  • 'Capitalism and its critics: anti-liberalism in contemporary French politics' in In Search of the Liberal Moment: Democracy, Anti-totalitarianism, and Intellectual Politics in France since 1950, eds. I. Stewart & S. Sawyer (London: Palgrave, 2016)
  • 'Managing the postcolony: minority politics in Montpellier, c.1960-c.2010' in Contemporary European History (Vol. 23, No. 2, 2014)
  • 'Le Président? Georges Frêche and the making of a local notable in late 20th century France' in Place and Locality in Modern France, 1750-present, eds. P. Whalen & P. Young (London: Bloomsbury Academic, 2014)
  • 'The rise of the Anglo-Saxon: French perceptions of the Anglo-American world in the long twentieth century' in French Politics, Culture and Society (Vol. 31, No. 1, Spring 2013)
  • 'Just say non? France, Britain and the European Union since the 1980s' in National Identities in France, ed. B. J. Sudlow (London: Transaction Press, 2011)
  • 'De 'New Britain' à la 'Big Society': l’innovation sociale à l’anglaise' in Chantiers Politiques (No. 9, Summer 2011)
  • 'Writing the French national narrative in the 21st century' in The Historical Journal (Vol. 53, No. 2, Summer 2010)
  • 'La République postcoloniale: making the nation in late 20th century France' in France’s Lost Empires: Fragmentation, Nostalgia and la fracture coloniale, eds. N. Frith & K. Marsh (London: Lexington, 2010)
  • 'Uses and abuses of history: memories of the République in late 20th century France' in Historicising the French Revolution, eds.

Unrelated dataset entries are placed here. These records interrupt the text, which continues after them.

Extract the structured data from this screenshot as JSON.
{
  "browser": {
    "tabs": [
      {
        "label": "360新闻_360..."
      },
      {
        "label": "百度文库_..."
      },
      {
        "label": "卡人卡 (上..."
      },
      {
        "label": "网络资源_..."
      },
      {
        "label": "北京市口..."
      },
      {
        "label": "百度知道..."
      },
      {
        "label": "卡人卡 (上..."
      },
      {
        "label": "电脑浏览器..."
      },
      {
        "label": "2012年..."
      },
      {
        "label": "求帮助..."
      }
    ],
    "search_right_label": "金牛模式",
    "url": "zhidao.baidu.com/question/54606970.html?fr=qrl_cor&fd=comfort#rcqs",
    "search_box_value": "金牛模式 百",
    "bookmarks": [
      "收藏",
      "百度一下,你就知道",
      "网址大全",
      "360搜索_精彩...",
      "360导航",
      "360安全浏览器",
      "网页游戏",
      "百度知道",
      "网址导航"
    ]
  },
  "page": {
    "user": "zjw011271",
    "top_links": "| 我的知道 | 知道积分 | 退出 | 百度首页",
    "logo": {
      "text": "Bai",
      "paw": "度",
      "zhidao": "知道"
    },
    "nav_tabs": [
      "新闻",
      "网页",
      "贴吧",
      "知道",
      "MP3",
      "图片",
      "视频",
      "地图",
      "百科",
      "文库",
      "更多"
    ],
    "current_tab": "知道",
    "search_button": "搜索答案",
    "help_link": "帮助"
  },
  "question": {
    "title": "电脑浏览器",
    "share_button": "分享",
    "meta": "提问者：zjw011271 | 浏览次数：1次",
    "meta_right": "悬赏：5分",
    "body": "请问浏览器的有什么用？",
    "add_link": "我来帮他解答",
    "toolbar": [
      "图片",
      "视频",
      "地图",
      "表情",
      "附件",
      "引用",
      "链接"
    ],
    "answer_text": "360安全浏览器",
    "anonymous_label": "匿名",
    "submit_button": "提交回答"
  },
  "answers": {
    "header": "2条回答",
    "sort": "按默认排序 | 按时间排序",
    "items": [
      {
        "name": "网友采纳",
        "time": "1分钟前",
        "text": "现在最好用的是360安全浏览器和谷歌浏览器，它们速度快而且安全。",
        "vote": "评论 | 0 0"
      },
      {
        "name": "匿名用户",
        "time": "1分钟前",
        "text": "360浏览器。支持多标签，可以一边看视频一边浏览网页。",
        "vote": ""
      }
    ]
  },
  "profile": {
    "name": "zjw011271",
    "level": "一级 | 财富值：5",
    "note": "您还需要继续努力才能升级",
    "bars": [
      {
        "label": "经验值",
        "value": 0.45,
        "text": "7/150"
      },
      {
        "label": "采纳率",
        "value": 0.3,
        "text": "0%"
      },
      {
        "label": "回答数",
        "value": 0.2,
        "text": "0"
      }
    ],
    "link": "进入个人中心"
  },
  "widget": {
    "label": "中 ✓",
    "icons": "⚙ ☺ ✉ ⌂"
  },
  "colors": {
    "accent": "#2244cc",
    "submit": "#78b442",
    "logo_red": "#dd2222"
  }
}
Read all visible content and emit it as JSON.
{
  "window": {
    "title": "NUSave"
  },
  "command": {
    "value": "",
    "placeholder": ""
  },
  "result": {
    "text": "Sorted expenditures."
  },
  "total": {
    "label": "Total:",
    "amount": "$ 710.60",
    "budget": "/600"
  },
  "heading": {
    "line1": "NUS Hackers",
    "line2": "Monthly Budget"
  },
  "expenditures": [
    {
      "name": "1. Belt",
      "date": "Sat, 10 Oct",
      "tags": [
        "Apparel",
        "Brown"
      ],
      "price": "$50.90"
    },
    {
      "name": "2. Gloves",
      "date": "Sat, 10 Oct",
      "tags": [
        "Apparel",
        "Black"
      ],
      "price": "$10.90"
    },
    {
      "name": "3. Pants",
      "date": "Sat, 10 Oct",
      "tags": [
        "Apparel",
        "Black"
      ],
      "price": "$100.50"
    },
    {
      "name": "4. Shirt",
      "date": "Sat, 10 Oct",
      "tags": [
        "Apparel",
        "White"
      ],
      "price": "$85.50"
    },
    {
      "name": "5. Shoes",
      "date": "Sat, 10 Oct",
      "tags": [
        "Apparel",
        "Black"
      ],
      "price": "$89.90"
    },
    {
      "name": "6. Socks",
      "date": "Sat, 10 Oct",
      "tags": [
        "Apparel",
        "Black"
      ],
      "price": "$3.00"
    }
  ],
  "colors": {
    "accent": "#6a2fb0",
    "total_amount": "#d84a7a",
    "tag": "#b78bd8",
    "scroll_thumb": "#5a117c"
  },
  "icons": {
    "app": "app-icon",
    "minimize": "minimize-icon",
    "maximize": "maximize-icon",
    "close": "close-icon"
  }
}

I. DiVanna, D. Dodds & T. Blanning (Newcastle: Cambridge Scholars Publishing, 2008)

Long-form writing, essays, op-eds, and other media

For examples of long-form writing and essays, see here.

For examples of my media work, including radio and television, see here.